The main force, roughly four regiments in size, would “land from Light-House Inlet, carry the batteries on the south end of Morris Island, and advance to the support of the detachment above mentioned.” This force would launch its crossing before daybreak on July 9.
Supporting this crossing, the thirty-two rifled pieces and fifteen mortars in Federal batteries on Folly Island would open fire at daybreak on July 9. A force of four boats armed with boat howitzers would work down the inlet to suppress the Confederate defenders. Moving up the ocean side of Morris Island, four monitors would fire shot, shell, and, if in range, grapeshot. Gillmore held two additional regiments and a force of artillery in reserve on Folly Island.
To support exit of Folly Island Creek, Gillmore ordered Colonel Edward Serrell, 1st New York Engineers, to remove pilings erected earlier by Federals to obstruct that waterway (depicted in yellow on the map above). Serrell employed a floating saw similar to that used along the Mississippi a year earlier to clear river snags and trees.
Serrell’s engineers began this work on the evening of July 8, eventually clearing a path 32 feet wide. Serrell reported “a pile 10 or 12 inches in diameter was cut off in an average length of time of from six to seven minutes.” After clearing the pilings, Serrell turned his attention to preparing a bridge to span the inlet. He’d constructed what we’d call today a pre-fabricated bridge at Hilton Head.
The plan was to lay that bridge on the morning of July 9.
Gillmore posted orders for all these moves to start on the evening of July 8, 1863. But bad weather caused a postponement until the evening of July 9. The delay necessitated modifications to the plan. Terry’s feint had already sailed up the Stono River by this time and was not recalled. But the main assault force received orders dictating a new arrangement for crossing:
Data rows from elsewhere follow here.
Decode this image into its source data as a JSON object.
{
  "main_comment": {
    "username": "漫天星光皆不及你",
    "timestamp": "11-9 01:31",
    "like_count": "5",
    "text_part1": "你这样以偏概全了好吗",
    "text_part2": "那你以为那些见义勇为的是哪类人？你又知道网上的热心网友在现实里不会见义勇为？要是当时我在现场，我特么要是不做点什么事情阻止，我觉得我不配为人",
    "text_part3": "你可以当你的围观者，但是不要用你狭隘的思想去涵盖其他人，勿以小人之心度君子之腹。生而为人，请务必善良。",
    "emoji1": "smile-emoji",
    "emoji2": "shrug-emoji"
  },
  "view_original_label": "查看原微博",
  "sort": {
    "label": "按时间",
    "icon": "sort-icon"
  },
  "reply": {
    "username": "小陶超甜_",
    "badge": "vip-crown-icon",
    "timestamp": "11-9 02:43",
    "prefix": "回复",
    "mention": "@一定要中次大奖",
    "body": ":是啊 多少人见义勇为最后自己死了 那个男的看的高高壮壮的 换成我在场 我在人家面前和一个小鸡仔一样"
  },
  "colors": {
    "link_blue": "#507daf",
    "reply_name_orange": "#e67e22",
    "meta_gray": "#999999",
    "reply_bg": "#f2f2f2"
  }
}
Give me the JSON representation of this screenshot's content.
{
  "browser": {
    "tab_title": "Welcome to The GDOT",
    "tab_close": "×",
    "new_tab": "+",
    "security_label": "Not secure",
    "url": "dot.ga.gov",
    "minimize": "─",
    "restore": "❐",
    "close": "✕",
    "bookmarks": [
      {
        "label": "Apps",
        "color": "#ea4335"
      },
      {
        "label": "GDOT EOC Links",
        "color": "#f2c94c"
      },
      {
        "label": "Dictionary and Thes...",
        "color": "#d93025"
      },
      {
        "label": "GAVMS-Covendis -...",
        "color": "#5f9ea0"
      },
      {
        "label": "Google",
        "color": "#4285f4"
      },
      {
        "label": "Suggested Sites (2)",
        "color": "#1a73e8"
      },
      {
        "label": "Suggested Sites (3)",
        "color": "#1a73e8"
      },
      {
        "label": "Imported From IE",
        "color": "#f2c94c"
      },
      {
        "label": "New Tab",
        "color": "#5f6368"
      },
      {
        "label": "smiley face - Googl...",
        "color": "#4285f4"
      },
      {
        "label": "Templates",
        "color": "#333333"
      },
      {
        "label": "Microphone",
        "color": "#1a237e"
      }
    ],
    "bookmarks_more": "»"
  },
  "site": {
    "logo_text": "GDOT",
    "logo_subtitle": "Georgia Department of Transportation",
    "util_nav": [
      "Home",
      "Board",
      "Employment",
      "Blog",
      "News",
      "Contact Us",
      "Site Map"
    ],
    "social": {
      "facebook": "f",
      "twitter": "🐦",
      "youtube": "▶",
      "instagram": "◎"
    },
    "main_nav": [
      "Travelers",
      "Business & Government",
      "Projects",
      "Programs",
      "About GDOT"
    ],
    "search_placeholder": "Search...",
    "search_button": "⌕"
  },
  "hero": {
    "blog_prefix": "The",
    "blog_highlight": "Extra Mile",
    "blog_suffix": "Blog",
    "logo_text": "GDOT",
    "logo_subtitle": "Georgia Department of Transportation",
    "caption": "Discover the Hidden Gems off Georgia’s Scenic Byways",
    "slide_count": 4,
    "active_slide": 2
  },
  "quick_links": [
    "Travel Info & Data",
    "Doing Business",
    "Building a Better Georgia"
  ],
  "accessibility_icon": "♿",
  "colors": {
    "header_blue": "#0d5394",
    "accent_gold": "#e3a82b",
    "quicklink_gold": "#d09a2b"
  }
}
I. The attack on Morris Island, ordered for this morning but postponed in consequence of the inclemency of the weather and other unfavorable circumstances, will take place to-morrow morning at break of day by opening our batteries at the north end of Folly Island. General Strong’s brigade, or so much of it as the small beats can accommodate, will embark to-night, and hold itself in Folly Island Creek, ready to move forward, and at the proper time occupy the south end of Morris Island.
II. Lieut. Commander Francis W. Bunce, U.S. Navy, with four navy howitzer launches, will approach Light-House Inlet at daybreak, by way of Folly Island Creek, and engage the enemy’s rifle-pits and batteries on Morns Island in flank and reverse, choosing his own position. He will cover General Strong’s landing.
III. Two regiments of infantry, a battery of light artillery, and five Requa rifle batteries will be held in readiness to re-enforce General Strong promptly. Brigadier-General Seymour will arrange and order all details….
Thus simplified, the plan looked like this:
Thus ordered, the attack would take place on July 10. Let’s call it what it is – a shore-to-shore amphibious operation. Tally up the “interesting” facets to the operation: counter-battery bombardment, engineer obstacle clearing, amphibious landings, escorting gunboats (with howitzers), and ship-to-shore bombardment. Add in the use of the Civil War equivalents of a Bailey Bridge and machine gun. Littoral operations are never simple affairs!
(Citations from OR, Series I, Volume 28, Part I, Serial 46, pages 6-11 and 226.)
- Masked Batteries on Folly Island: First steps in Gillmore’s offensive (markerhunter.wordpress.com)
- Federals on Folly, Confederates on Morris, and a blockade runner between (markerhunter.wordpress.com)
- Inactivity, faulty dispositions, wasted labor: Confederate preparations on Morris Island (markerhunter.wordpress.com)
- 150 years ago: Quincy Gillmore making his way south (markerhunter.wordpress.com)